[Dataset rows describing interfaces]
Segment Open
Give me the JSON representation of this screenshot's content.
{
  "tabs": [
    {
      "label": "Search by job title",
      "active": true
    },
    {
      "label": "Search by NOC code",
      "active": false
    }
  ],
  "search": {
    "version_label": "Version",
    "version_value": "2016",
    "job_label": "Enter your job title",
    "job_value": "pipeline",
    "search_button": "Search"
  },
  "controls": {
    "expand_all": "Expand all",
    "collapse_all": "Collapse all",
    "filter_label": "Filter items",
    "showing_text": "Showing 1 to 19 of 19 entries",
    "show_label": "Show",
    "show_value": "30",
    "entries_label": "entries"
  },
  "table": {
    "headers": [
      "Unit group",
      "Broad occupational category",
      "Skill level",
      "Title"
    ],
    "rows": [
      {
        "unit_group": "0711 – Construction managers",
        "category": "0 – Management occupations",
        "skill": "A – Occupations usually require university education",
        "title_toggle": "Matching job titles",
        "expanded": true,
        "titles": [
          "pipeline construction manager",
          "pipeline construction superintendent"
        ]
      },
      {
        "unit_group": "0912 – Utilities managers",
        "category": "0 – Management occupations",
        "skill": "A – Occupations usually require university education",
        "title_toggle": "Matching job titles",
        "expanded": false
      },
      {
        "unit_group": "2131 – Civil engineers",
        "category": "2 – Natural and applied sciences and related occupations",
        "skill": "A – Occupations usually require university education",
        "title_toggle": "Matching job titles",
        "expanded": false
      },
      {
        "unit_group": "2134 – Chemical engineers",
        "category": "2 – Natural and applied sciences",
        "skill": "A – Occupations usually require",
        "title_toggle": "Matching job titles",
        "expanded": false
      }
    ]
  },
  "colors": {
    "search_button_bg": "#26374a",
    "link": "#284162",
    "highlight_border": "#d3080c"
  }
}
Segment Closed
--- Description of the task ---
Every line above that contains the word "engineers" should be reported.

--- Response ---
        "unit_group": "2131 – Civil engineers",
        "unit_group": "2134 – Chemical engineers",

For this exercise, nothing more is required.